Last spring, Sunoco asked Media Borough for an increase in its temporary workspace on Borough-owned land along Chester Creek near Tunbridge Apartments in Middletown. The company also asked for an increase in the size of the permanent easement in that area. The Borough turned them down on both requests.
Sunoco has decided to ignore Media Borough’s rights. Now, the company has begun construction and tree clearing on property it has no right to be on. It has decided it is OK to trespass.

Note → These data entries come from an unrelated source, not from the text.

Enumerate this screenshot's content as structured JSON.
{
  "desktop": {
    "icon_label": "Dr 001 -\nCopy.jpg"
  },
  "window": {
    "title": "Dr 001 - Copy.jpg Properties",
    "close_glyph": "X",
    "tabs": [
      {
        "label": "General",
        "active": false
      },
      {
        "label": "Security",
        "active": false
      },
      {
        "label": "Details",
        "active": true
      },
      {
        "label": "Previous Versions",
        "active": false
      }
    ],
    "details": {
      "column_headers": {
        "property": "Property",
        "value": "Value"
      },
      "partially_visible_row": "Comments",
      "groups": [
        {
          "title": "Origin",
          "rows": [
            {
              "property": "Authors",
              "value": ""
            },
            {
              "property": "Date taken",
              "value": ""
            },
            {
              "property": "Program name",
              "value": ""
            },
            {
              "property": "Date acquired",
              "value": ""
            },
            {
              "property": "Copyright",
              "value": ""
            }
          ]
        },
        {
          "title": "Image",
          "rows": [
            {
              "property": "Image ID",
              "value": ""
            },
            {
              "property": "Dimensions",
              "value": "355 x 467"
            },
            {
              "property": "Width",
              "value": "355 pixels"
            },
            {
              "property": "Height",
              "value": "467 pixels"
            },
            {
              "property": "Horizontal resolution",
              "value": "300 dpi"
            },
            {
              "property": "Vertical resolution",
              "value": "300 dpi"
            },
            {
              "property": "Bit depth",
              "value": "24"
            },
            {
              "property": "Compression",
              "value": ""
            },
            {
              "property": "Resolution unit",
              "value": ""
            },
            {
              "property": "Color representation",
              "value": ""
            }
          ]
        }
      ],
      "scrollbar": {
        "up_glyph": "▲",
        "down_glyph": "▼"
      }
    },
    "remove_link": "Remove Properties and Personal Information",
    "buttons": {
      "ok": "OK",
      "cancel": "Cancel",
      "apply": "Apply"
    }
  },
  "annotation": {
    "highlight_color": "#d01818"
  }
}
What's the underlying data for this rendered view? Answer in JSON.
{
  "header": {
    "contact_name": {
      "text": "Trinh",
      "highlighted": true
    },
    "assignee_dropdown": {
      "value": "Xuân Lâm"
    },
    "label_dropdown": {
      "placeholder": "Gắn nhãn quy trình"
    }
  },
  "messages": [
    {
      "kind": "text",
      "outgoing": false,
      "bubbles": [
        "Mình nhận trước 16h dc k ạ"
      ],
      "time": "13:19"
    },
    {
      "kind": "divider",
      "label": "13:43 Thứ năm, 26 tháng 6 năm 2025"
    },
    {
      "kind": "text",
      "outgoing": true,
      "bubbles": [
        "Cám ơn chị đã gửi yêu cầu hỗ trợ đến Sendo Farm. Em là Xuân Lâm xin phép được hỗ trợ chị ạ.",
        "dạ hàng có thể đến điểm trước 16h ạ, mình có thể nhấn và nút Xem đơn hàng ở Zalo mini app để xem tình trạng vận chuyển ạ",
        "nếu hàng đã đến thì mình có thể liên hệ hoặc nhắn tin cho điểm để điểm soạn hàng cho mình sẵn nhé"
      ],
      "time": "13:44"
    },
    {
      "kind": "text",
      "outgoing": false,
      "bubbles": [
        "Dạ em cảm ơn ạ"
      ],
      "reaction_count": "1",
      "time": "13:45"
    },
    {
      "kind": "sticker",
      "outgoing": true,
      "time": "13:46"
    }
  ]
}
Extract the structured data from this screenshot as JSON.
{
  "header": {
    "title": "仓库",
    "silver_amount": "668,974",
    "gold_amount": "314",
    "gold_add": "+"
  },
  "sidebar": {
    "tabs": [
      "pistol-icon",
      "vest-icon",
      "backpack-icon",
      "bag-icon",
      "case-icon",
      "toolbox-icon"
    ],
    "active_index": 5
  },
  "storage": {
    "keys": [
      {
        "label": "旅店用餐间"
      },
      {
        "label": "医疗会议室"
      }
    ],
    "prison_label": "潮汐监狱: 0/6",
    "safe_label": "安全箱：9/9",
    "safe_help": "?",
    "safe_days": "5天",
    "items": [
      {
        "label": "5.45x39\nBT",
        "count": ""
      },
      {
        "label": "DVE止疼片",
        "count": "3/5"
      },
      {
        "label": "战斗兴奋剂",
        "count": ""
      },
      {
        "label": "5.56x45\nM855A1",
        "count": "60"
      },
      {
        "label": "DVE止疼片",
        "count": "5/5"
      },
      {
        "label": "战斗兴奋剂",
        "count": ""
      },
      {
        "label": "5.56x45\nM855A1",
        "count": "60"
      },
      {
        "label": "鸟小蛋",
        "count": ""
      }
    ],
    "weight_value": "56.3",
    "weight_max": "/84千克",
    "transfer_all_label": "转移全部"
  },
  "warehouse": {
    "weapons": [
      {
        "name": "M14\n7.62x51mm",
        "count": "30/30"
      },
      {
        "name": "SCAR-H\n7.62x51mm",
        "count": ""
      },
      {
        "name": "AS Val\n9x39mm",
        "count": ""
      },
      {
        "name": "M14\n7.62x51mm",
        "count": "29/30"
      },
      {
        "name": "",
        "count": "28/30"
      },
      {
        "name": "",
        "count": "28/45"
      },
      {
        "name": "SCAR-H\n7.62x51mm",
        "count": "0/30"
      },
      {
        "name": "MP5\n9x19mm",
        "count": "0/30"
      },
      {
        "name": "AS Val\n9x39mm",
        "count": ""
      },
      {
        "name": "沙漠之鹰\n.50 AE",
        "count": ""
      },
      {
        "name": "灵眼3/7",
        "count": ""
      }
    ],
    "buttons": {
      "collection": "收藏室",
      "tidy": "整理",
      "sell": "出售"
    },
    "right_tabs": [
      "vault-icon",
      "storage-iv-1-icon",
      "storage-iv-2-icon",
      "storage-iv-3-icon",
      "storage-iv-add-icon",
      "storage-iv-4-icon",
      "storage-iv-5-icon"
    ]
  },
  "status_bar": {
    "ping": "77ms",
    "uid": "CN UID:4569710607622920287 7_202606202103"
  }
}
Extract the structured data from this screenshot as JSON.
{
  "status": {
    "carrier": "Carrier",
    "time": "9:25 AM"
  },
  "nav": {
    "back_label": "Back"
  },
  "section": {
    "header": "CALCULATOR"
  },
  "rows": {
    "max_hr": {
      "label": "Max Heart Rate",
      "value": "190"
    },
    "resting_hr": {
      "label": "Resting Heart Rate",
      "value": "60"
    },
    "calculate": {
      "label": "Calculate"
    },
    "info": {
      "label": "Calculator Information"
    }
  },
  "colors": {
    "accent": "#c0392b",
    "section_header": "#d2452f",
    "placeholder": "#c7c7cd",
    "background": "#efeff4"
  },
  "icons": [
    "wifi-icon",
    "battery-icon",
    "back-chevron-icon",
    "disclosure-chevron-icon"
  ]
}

In the drone photo below, the red dashed line shows the approximate boundary of the space where Sunoco has permission to operate (the permanent pipeline easement and the temporary workspace it had previously obtained). The arrow indicates the area where Sunoco has laid down planking for an access road. The rectangular structure in the center of the photo is Sunoco’s existing valve station at the site. (It is used for older pipelines in the easement, but apparently will not be used for Mariner East.)
Sunoco is obviously using Media Borough’s land without permission. Sunoco (like its parent, Energy Transfer) clearly thinks it is above the law. Both ET and Sunoco have behaved this way in Pennsylvania many times before. ET’s most egregious violations involved illegally filling in dozens of streams and wetlands in constructing the Rover pipeline in western PA. (And of course, ET’s legal problems with the Dakota Access pipeline stem from building and operating the pipeline without getting the necessary permits first.) But Sunoco, too, has many violations along Mariner East. It has drilled illegally, rerouted streams illegally, removed trees illegally, and so on.
The question is: what should be done about Sunoco’s illegal behavior in this case? I can think of several things. Media Borough Council can start by sending a surveyor to mark the boundary of the existing “temporary work area” accurately. The Borough can post signs saying “No construction activity beyond this point”. It should insist that the plank road be removed. If Sunoco actually uses it, the Borough should call in the state police and have people arrested for trespassing. That would get their attention.
Back in early 2019, on a conference call with financial analysts, ET’s CEO Kelcy Warren said that ET had learned it had to clean up its act in Pennsylvania. “Every place is not Texas,” Warren said. “We made some mistakes, and specifically now we’d like to talk about Pennsylvania, and we’re going to take our medicine and fix those mistakes and complete good projects from this point forward.”
And what has changed since then? Nothing.